Ste (Keys): “I’ve been flying through some box sets. I’d never watched the Sopranos or Game of Thrones until lockdown last year, and I’ve gone down a few rabbit holes recently watching some bizarre documentaries too”
MIMR: So we’re not sure if festival season will go ahead this year with Glastonbury being cancelled again but if you could play any festival which one would it be and what 3 bands would like to play with on the same stage?
THN: It’s not looking too good for festival season again this year, but we’d obviously love the opportunity to play at Glastonbury – who wouldn’t? A few of us have been to Glasto over the years and it’s incredible. There’s also some amazing overseas festivals we’d love the opportunity to play – like Primavera (Barcelona), SXSW (Texas) and Coachella (California).
Its’ difficult to name 3 bands we’d like to play with on the same stage – but they’d need to be a ‘proper’ festival band – something like the Stones or Paul McCartney! We’d love to play with some of our modern influences too – like Rival Sons or The Black Keys.
MIMR: Thanks for chatting to us, wish you all the best for this year, let’s hope you can hit the road and play sooner rather later. How can people follow you on social media?
THN: We’re all over social media, and that’s played such a big part in helping us to build a fan base during the pandemic. You can find us on Facebook, Twitter and Instagram @theheavynorth.
We also have plenty of videos on our YouTube channel where you can also find footage of our set at the M&S Bank Arena last August – which is definitely the closest thing to a gig we’ve done during the pandemic – just search ‘The Heavy North’
In a long overdue inclusion on the blog, Manchester melodic pop quartet The be Positives glide themselves effortlessly into our hearts with their pre xmas single (Dec 15th) and certainly was one of MIMR favourite tracks to end the troublesome year that was 2020.
Produced at the start of the 1st lockdown, a vintage 60s folk vibe is glowing throughout with blissful vocals and sumptuous, vibrant tones that are hard not to tap a foot or two to.

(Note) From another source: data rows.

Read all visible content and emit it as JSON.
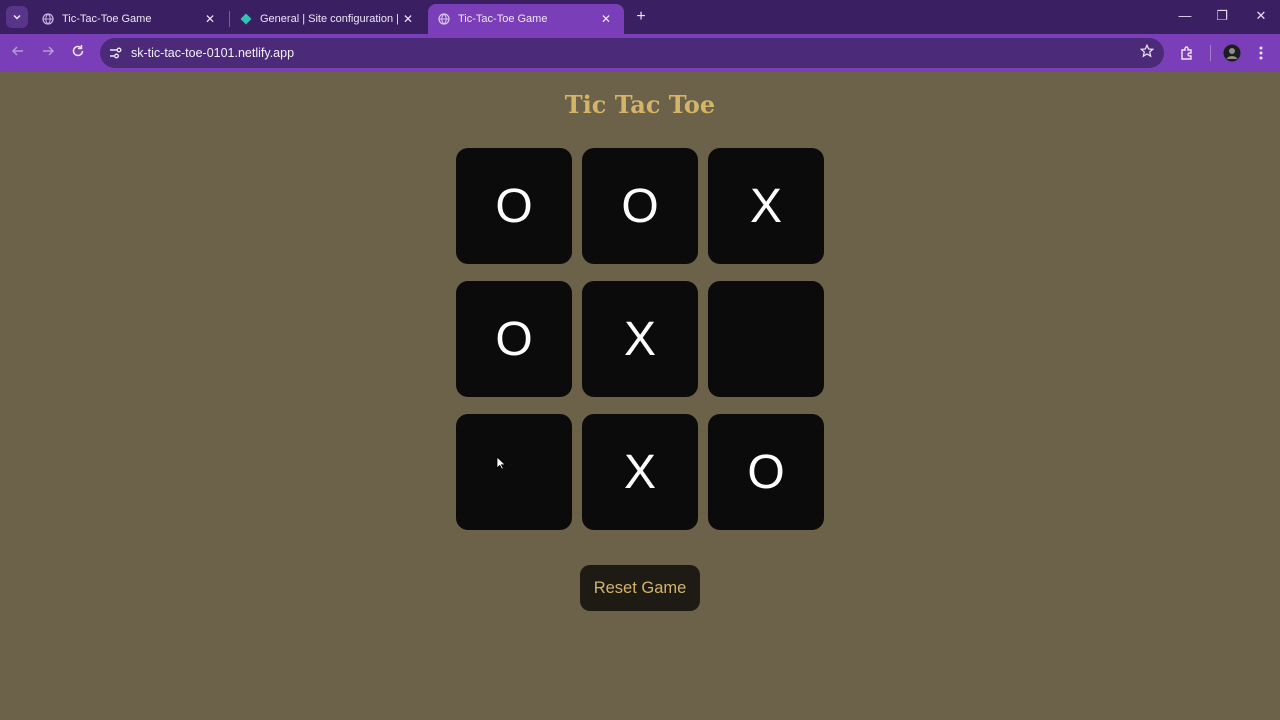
{
  "browser": {
    "tabs": [
      {
        "title": "Tic-Tac-Toe Game",
        "active": false,
        "favicon": "globe-icon"
      },
      {
        "title": "General | Site configuration | ex",
        "active": false,
        "favicon": "netlify-diamond-icon"
      },
      {
        "title": "Tic-Tac-Toe Game",
        "active": true,
        "favicon": "globe-icon"
      }
    ],
    "tab_close_symbol": "✕",
    "new_tab_symbol": "+",
    "url": "sk-tic-tac-toe-0101.netlify.app",
    "window_controls": {
      "minimize": "—",
      "restore": "❐",
      "close": "✕"
    },
    "colors": {
      "tabbar": "#3b1f63",
      "toolbar": "#7a3fb8",
      "omnibox": "#4c2a7a"
    }
  },
  "game": {
    "title": "Tic Tac Toe",
    "board": [
      "O",
      "O",
      "X",
      "O",
      "X",
      "",
      "",
      "X",
      "O"
    ],
    "reset_label": "Reset Game",
    "colors": {
      "background": "#6b6249",
      "cell": "#0b0b0b",
      "title": "#d4b469",
      "reset_bg": "#1d1b13"
    }
  }
}
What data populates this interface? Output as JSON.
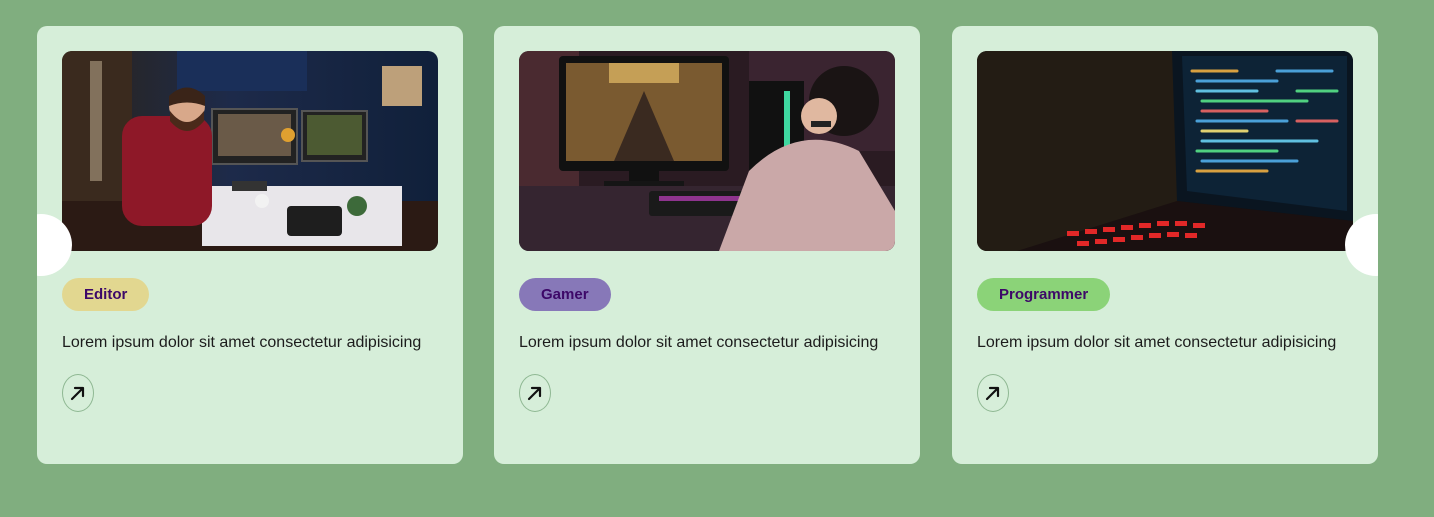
{
  "cards": [
    {
      "tag": "Editor",
      "tag_color": "#e2d790",
      "description": "Lorem ipsum dolor sit amet consectetur adipisicing",
      "image": "video-editor-at-desk-photo"
    },
    {
      "tag": "Gamer",
      "tag_color": "#8778b8",
      "description": "Lorem ipsum dolor sit amet consectetur adipisicing",
      "image": "gamer-playing-fps-photo"
    },
    {
      "tag": "Programmer",
      "tag_color": "#8bd378",
      "description": "Lorem ipsum dolor sit amet consectetur adipisicing",
      "image": "laptop-with-code-photo"
    }
  ],
  "icons": {
    "card_action": "arrow-up-right-icon",
    "prev": "carousel-prev-button",
    "next": "carousel-next-button"
  },
  "colors": {
    "background": "#80ae7f",
    "card": "#d6eed9",
    "tag_text": "#3d0868"
  }
}
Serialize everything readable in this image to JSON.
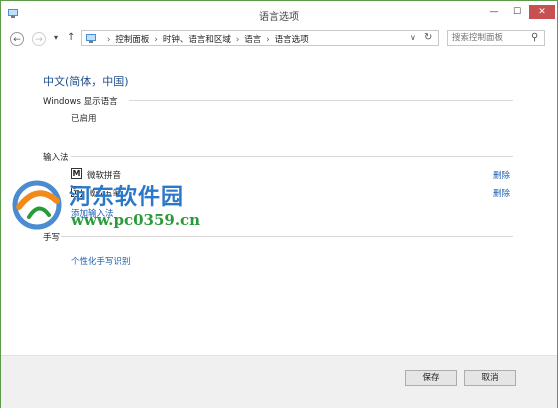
{
  "window": {
    "title": "语言选项",
    "min_glyph": "—",
    "max_glyph": "☐",
    "close_glyph": "✕"
  },
  "nav": {
    "back_glyph": "←",
    "forward_glyph": "→",
    "recent_glyph": "▾",
    "up_glyph": "↑",
    "dropdown_glyph": "∨",
    "refresh_glyph": "↻"
  },
  "breadcrumb": {
    "separator": "›",
    "items": [
      "控制面板",
      "时钟、语言和区域",
      "语言",
      "语言选项"
    ]
  },
  "search": {
    "placeholder": "搜索控制面板",
    "icon_glyph": "⚲"
  },
  "main": {
    "language_title": "中文(简体，中国)",
    "display_language": {
      "heading": "Windows 显示语言",
      "status": "已启用"
    },
    "input_method": {
      "heading": "输入法",
      "items": [
        {
          "icon_text": "M",
          "label": "微软拼音",
          "action": "删除"
        },
        {
          "icon_text": "五",
          "label": "微软五笔",
          "action": "删除"
        }
      ],
      "add_link": "添加输入法"
    },
    "handwriting": {
      "heading": "手写",
      "link": "个性化手写识别"
    }
  },
  "watermark": {
    "name": "河东软件园",
    "url": "www.pc0359.cn"
  },
  "footer": {
    "save_label": "保存",
    "cancel_label": "取消"
  },
  "colors": {
    "link": "#1a5fb4",
    "title_blue": "#1e4e8c",
    "close_red": "#c75050",
    "frame_green": "#5c9b4a"
  }
}
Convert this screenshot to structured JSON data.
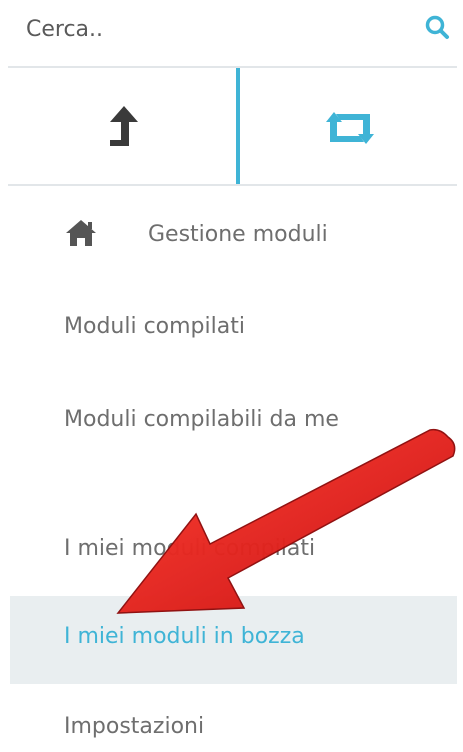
{
  "search": {
    "placeholder": "Cerca.."
  },
  "menu": {
    "home": "Gestione moduli",
    "items": [
      "Moduli compilati",
      "Moduli compilabili da me",
      "I miei moduli compilati",
      "I miei moduli in bozza",
      "Impostazioni"
    ],
    "active_index": 3
  },
  "icons": {
    "search": "search-icon",
    "upload": "upload-arrow-icon",
    "sync": "retweet-icon",
    "home": "home-icon",
    "annotation": "red-arrow"
  },
  "colors": {
    "accent": "#3fb4d6",
    "active_bg": "#e9eef0",
    "text": "#6e6e6e",
    "arrow": "#e31b1b"
  }
}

With the dawn of the new year behind us let’s hope we can experience the joy that one of their live shows would surely bring sooner rather than later.